No, no, not in a manger with shepherds and brilliant guiding stars, and angels singing on high from above, but on a sidewalk in a small town in the U.S. North with approximately one-half of the local citizenry as witnesses. And canned, recorded, old Christmas music blaring over the local emergency broadcast system.
Mama and Dada brought their precious child to his first small town Christmas parade.
You know the parades where every fire company in a 50 mile radius cleans and decorates their majestic fire trucks. Rescue trucks too. Candy is thrown to the excited children. Tractor stores, Tree Trimming companies, Septic Cleaning companies, High School hockey teams, Veteran’s groups, Honor Guards, Local Churches, the Sheriff, the Local Police, EMS in the parade – it really is great to watch all of the small town camaraderie. Lots of back slapping and reminiscing and laughter. Other than freezing toes, I was really in to this small town expression of brotherly love.
Then, someone smelled a Poopy diaper, or maybe a bad ass fart. Ah, poor baby got passed off to Mama to investigate and remedy the situation on the spot. So sad for baby.
Shivering in the cold.
Meanwhile, Baby Boomer Mom is slowly backing up into me. “We need to move further down,” she says. OK, so we do. Away from small baby. And I’m thinking, “Wow, the smell.”

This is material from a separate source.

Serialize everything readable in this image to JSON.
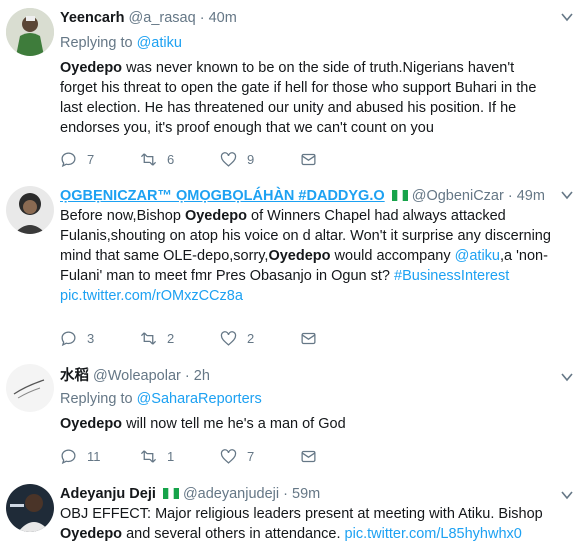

At a safe distance half way down the block, I notice Mom sneaking peeks at the family scene we just left behind. “Damn,” she says. “Those beans flat tore me up. We just really needed to get out of there before they opened up the diaper.”
My mom. Please, if there is a God in Heaven, forgive her.
In other news today, it seems that youngest nephew decided to pee in big sister’s toy teapot and serve it to her dolls. About the same time as the tea party (which sister missed), sister was having the lump and cut on her head examined by the school nurse. Note: Walking backwards in the hall using the “eyes in the back of her head” doesn’t work as well as Mommy’s eyes do in the back of HER head.
I prefer to think of my nieces and nephews as gifted and creative. They think outside the box. WAY outside the box, but with only the genius a child can possess.
Others. I fear, see them as:
1) so far away from the box they can’t see the edges anymore, or
2) that they are buried deep within the darkness of the box.
I really love these kids!
Photography by ~ Gean